Psychiatry & Mental Health

Genetic and Environmental Factors

Our Professors of Adult, Adolescent and Child Psychiatry lead research programmes which investigate genetic and environmental factors which protect or predispose patients to a variety of psychiatric conditions. Current research includes, but is not limited, to:

  • Affective Disorders
  • Eating Disorders
  • Suidical Attempts and Ideation

UCD Psychiatry, Psychotherapy & Mental Health Research

Research Group

The UCD Psychiatry, Psychotherapy & and Mental Health Research group comprises a network of psychiatrists, psychotherapists and psychologists who lead an extensive programme of research-led academic activity.  The group is involved in both undergraduate and postgraduate teaching and research. 

Teaching and research takes place both on the University campus (UCD Health Science Centre, UCD Conway Institute and UCD Geary Institute) and across six clinical centres.

Teaching & Learning

Undergraduate:
We currently deliver PSYC40150 a core module in UCD's Undergraduate and Graduate-Entry Degrees in Medicine and we also contribute to MDSA 40040, a module on Reproductive Medicine, Psychological Medicine and Child Health.

Postgraduate:
We are involved in Basic and Higher Specialty Training in Adult Psychiatry in the following sites:


We are involved in Basic and Higher Specialty Training in Child and Adolescent Psychiatry in the following sites:


We are currently involved in the delivery of the UCD SMMS's MSc. in Cognitive Behavioural Therapy for Children and Adolescents and the Graduate Diploma in Child Mental Health.
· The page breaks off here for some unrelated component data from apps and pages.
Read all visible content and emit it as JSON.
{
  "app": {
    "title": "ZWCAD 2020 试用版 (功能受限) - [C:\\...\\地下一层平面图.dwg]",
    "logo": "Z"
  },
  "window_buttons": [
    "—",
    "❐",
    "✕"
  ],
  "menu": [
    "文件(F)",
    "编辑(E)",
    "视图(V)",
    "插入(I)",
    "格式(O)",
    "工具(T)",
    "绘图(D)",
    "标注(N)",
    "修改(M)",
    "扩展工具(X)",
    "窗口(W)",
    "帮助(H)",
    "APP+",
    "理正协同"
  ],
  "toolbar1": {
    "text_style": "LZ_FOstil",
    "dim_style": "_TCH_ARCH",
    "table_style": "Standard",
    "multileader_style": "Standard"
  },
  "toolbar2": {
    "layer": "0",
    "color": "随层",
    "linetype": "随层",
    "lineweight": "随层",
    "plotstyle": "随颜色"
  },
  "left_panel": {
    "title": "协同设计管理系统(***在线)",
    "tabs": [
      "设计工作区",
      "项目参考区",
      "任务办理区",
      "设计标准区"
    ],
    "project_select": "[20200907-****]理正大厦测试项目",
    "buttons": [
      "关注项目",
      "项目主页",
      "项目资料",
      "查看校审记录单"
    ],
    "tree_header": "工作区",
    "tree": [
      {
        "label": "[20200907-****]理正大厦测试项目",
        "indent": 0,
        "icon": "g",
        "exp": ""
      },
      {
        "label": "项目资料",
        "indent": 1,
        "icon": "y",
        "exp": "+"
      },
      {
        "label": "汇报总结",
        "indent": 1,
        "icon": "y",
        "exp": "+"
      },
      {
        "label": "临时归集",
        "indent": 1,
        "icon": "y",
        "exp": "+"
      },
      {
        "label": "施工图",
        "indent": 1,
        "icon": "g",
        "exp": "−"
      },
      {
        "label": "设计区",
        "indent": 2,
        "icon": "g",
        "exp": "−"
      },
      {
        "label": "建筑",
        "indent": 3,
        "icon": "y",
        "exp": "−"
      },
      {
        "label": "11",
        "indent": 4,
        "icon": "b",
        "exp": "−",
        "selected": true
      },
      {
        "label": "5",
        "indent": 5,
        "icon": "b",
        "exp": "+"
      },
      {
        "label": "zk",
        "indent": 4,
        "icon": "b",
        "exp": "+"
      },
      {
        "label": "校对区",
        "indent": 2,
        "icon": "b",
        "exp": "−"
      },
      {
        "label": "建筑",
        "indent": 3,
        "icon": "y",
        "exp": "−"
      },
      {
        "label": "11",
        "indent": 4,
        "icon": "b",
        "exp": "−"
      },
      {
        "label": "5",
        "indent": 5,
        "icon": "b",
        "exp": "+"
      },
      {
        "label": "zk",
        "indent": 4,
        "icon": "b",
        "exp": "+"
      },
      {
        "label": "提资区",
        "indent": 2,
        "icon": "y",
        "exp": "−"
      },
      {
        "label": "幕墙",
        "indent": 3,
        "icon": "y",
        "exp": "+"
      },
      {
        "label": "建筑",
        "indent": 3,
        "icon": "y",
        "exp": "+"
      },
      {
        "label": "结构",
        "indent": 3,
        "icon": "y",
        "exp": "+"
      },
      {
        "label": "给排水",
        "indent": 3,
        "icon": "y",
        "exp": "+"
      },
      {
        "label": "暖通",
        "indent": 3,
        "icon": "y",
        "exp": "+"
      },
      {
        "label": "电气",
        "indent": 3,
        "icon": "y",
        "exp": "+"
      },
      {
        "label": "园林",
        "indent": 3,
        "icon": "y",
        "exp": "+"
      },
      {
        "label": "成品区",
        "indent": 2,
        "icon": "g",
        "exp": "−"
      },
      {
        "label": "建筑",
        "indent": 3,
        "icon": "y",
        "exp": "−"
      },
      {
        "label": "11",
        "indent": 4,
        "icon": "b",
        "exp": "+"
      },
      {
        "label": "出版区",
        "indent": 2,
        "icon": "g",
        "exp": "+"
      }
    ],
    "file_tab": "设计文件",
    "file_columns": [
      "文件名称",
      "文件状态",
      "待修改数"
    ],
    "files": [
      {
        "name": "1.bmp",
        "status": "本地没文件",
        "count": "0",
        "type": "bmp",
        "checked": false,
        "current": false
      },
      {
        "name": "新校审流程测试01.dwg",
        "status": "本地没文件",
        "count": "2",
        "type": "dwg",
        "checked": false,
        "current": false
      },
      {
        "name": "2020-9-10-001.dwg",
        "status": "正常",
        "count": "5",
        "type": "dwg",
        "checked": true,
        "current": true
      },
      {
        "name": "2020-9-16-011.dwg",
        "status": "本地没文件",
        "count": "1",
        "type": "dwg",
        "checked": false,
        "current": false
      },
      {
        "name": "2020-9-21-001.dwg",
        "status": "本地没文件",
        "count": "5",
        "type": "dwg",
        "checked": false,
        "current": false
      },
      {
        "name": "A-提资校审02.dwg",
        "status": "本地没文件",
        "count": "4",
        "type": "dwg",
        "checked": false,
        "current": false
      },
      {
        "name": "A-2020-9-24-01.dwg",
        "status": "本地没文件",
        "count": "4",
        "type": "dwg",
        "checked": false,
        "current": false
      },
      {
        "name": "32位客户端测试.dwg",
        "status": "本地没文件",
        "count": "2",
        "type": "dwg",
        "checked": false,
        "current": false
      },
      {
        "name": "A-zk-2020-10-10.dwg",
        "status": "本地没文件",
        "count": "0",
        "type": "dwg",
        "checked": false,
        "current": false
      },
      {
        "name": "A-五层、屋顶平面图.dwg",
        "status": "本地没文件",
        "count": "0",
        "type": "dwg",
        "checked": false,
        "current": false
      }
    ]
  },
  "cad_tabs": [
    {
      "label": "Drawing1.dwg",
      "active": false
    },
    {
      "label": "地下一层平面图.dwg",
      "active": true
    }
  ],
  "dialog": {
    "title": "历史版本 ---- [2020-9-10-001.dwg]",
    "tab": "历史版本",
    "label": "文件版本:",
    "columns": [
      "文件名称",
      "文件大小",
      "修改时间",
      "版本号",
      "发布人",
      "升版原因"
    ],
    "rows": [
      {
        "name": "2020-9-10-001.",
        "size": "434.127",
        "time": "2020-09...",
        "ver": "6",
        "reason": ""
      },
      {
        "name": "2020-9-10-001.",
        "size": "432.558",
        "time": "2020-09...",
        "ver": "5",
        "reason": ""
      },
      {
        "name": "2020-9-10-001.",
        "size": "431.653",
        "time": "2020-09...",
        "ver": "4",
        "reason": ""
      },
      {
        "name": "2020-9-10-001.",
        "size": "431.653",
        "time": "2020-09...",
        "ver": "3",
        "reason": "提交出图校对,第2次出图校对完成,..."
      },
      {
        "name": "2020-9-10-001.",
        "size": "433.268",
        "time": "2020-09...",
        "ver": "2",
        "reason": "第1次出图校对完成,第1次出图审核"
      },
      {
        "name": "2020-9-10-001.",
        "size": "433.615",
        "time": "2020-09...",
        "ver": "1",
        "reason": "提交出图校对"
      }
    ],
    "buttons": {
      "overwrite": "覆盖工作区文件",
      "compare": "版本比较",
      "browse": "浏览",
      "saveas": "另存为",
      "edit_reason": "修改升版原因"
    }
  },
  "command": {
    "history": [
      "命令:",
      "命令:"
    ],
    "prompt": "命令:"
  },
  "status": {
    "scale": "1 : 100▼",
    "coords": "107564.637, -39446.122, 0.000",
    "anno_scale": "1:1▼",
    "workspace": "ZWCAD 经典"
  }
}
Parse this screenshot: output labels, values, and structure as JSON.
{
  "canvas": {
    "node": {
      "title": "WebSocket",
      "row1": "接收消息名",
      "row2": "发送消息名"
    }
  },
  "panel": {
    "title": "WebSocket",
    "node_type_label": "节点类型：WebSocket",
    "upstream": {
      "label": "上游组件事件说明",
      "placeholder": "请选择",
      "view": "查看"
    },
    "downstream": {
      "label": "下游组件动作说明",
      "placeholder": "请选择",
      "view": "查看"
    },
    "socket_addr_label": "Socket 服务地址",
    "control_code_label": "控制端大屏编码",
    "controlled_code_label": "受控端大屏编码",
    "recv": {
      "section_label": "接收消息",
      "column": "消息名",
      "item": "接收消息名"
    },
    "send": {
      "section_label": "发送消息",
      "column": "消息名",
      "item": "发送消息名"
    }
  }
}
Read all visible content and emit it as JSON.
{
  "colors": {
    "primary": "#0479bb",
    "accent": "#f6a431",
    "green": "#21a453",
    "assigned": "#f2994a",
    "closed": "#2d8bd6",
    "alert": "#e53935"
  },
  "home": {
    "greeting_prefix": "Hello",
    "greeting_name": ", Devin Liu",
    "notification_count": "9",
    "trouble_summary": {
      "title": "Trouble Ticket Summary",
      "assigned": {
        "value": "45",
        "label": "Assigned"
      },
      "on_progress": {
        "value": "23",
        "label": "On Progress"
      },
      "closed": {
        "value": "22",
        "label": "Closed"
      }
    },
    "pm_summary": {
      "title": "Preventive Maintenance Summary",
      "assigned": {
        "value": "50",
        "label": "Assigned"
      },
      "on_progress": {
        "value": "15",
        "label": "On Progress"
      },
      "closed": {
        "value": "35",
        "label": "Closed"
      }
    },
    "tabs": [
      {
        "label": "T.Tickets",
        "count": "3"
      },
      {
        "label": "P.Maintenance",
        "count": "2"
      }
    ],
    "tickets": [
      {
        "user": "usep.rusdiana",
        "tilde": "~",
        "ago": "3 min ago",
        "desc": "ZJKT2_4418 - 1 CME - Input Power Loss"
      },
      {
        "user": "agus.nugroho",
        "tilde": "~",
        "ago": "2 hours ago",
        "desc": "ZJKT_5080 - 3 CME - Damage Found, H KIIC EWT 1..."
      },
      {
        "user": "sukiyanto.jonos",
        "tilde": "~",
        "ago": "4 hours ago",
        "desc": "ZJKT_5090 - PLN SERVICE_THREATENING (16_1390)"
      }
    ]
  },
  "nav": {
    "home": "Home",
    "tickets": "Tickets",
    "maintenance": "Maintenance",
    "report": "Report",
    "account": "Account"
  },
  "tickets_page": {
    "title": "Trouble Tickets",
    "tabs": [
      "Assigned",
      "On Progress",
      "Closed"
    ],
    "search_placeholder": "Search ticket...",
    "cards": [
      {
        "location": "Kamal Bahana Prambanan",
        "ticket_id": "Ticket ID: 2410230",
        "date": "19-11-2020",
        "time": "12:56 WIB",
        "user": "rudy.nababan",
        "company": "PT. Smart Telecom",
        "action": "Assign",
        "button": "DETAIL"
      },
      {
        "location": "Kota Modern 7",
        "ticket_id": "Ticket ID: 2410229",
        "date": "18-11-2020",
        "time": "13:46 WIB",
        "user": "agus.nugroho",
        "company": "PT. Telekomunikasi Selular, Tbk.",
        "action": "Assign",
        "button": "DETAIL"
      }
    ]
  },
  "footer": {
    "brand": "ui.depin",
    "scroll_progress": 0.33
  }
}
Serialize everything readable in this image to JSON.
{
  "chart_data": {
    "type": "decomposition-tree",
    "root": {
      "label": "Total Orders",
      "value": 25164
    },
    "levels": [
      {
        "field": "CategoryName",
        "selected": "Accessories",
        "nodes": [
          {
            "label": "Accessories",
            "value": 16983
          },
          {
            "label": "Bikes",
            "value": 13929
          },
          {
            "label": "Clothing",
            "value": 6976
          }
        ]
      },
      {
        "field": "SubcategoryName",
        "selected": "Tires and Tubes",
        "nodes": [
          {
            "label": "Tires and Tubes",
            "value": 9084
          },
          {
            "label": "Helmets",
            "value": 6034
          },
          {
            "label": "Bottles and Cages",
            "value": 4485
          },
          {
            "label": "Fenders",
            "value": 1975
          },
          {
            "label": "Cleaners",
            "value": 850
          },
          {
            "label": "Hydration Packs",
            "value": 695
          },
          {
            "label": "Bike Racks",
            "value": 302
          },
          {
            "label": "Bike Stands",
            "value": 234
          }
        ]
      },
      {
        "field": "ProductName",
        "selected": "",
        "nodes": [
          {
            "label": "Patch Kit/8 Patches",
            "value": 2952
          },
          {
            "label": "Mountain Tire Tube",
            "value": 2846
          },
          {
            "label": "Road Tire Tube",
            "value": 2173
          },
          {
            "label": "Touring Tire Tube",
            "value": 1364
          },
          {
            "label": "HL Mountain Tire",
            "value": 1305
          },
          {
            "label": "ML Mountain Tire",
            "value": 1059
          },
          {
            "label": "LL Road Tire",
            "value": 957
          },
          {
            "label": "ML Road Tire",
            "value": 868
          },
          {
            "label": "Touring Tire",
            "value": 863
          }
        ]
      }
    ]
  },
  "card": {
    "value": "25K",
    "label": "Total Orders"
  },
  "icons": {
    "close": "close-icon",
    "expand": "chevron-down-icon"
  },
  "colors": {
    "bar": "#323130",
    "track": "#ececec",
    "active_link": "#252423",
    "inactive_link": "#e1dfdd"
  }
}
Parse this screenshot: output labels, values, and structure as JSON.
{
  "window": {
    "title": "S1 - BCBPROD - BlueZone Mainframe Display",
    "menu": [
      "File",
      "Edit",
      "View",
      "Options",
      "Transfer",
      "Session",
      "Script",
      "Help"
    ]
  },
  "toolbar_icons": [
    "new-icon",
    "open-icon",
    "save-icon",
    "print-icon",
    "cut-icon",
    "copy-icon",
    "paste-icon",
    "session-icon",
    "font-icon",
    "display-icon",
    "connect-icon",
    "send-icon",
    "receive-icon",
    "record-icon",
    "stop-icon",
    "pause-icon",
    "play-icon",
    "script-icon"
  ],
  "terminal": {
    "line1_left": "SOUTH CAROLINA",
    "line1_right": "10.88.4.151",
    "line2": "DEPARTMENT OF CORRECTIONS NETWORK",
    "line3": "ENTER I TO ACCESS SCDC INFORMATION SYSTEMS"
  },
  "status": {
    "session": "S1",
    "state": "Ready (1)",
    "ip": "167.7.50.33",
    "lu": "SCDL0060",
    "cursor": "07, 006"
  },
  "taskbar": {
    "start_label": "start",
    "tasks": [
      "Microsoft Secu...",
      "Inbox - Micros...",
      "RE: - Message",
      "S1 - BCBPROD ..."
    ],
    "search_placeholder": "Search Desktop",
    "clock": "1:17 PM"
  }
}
We are also involved in the delivery of a number of Postraduate Programmes in Psychotherapy.

E-learning

Sample material from our bank of E-learning resources can be viewed on our E-learning showcase page. Our postgraduate content is hosted on Elearn2, UCD's auxiliary learning management system for the purposes of validation.

Protective Genetic Variants in Suicidal Behaviour

Patients with psychiatric disorders are at higher risk for suicide attempts, however protective and risk genetic variants for suicide appear to be independent of underlying psychiatric disorders. Prof Kevin Malone and his research group are investigating genetic variants in genes important for neurobiological pathways linked to suicidal behaviour and/or associated endophenotypes, for association with suicide attempts among patients with co-existing psychiatric illness. Their work investigates gene-gene and gene-environment interaction factors.

A study on approximately 150 psychiatric patients (including both suicide attempters and non-attempters) has identified 4 single nucleotide polymorphisms which showed evidence of association with suicide attempts compared to the non-attempter control group. The research group have evidence of a 3-locus gene-gene interaction, and a putative gene-environment interaction, whereby genetic variation at a particular locus may moderate the risk associated with history of childhood abuse.  Preliminary findings suggest that allelic variability in three candidate genes may be relevant to the underlying diathesis for suicidal acts.

Reference: Behav Brain Funct. 2011 Jun 28;7:22.

 

Improving the Identification and Management of Adjustment Disorder

Although adjustment disorder has been a recognised psychiatric condition for many years, there have been comparatively little epidemiological research. Professor Patricia Casey (UCD Professor of Psychiatry at Mater Misericordiae University Hospital) have identified the prevalence of adjustment disorder in primary care, and found general practitioner recognition very low but with high rates of antidepressant prescribing.

Possible reasons for the seemingly low prevalence, recognition rate and inappropriate management include its recognition as a residual category in diagnostic instruments and poor delineation from other disorders or from normal stress responses. Professor Casey has described how two common instruments could be rectified to include, among other changes, recognition as full syndromal status.

Reference: Br J Psychiatry. 2012 Aug;201:90-2.

Influence of Puberty on Eating Disorder Among Adolescents

Professor Fiona McNicholas (UCD Professor of Child Psychiatry at Our Lady’s Children’s Hospital Crumlin and the Lucena Clinic, Dublin) has investigate the impact of pubertal status and pubertal timing on disordered eating in Irish adolescents.  In one of her studies, approximately 3,000 boys and girls completed two validated Eating Attitudes tests and recorded self-report measures of pubertal status and pubertal timing.

Greater reported maturity in pubertal status among girls was associated with increased overall eating concerns, higher drive for thinness and higher levels of body dissatisfaction. In boys, greater maturity was associated with lower drive for thinness and lower body dissatisfaction.

Regarding pubertal timing, early-maturing girls showed the most eating concerns, the highest drive for thinness, scored highest on bulimic symptoms and were the most dissatisfied with their bodies. In contrast, late-maturing boys had more bulimic symptoms and more dissatisfaction with their bodies than on-time peers.

These findings suggest that puberty itself is a risk factor for disordered eating for girls rather than boys; however, pubertal timing is a risk factor for both.

Reference: Eur Eat Disord Rev. 2012 Sep;20(5):355-62. doi: 10.1002/erv.2171. Epub 2012 Apr 4.